State Penrith MP Karen McKeown has delivered her maiden speech to NSW Parliament.
The Labor MP spoke in the Legislative Assembly on Tuesday after winning the seat of Penrith from Stuart Ayres and the Liberals in March.
“It is an absolute honour to stand here addressing you as the Member for Penrith.

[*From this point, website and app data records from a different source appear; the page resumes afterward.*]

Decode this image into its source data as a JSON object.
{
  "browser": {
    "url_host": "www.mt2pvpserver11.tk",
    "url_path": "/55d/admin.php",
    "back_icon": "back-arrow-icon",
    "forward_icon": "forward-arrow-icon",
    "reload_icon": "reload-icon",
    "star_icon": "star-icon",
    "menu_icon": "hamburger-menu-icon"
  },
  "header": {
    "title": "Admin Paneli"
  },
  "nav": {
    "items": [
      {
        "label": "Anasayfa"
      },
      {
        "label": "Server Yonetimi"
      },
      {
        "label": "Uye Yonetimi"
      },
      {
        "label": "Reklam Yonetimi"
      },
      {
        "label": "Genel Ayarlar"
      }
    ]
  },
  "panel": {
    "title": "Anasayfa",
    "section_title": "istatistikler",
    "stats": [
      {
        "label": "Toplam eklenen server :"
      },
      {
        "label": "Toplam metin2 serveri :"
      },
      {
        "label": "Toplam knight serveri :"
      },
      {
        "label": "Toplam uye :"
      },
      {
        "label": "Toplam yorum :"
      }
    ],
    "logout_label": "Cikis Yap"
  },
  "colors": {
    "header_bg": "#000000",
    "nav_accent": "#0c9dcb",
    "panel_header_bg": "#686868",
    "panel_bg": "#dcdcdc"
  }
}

I am both ecstatic and humbled by this privilege that the people of Penrith have entrusted to me,” she said.
“Penrith, I will not let you down.”
McKeown acknowledged previous MPs, making specific mention of Ron Mulock, Faye Lo Po, Peter Anderson, Jim Anderson and Diane Beamer, and also thanked Deputy Premier Prue Car.
In front of family and fellow MPs, McKeown detailed her early years with her family and the struggles they faced with addiction.
She became extremely emotional when speaking of her father, who she said “had his own demons”, and her grandmother – who played a significant role in raising her.
“My grandmother was a formidable, independent woman with a strong sense of social justice, and a wicked sense of humour,” McKeown said.
“I couldn’t have asked for a better role model and she certainly shaped the woman and strong feminist I am today.”
McKeown recalled how her grandmother was passionate about the Labor and Union movement.
“By the time I turned 15 I had to go out and work and contribute to the house,” she said.
“The first thing she said to me was, ‘go and join your union’.”
She spoke extensively about her husband Brendan McKeown and her family and friends, and thanked current and former Penrith City Councillors for their support during her career.
“There is a message in my story and here I want to speak particularly to women: It does take hard work, perseverance and determination, but if a bare-foot, snotty nosed kid from the back streets of inner Sydney can win the prized seat of Penrith against all of the odds, to stand here in the oldest Parliament in Australia, then anything is possible.”
Her speech was followed by a standing ovation, with Premier Chris Minns the first to congratulate her.
Troy Dodds is the Weekender’s Managing Editor and Breaking News Reporter. He has more than 20 years experience as a journalist, working with some of Australia’s leading media organisations. In 2023, he was named Editor of the Year at the Mumbrella Publish Awards.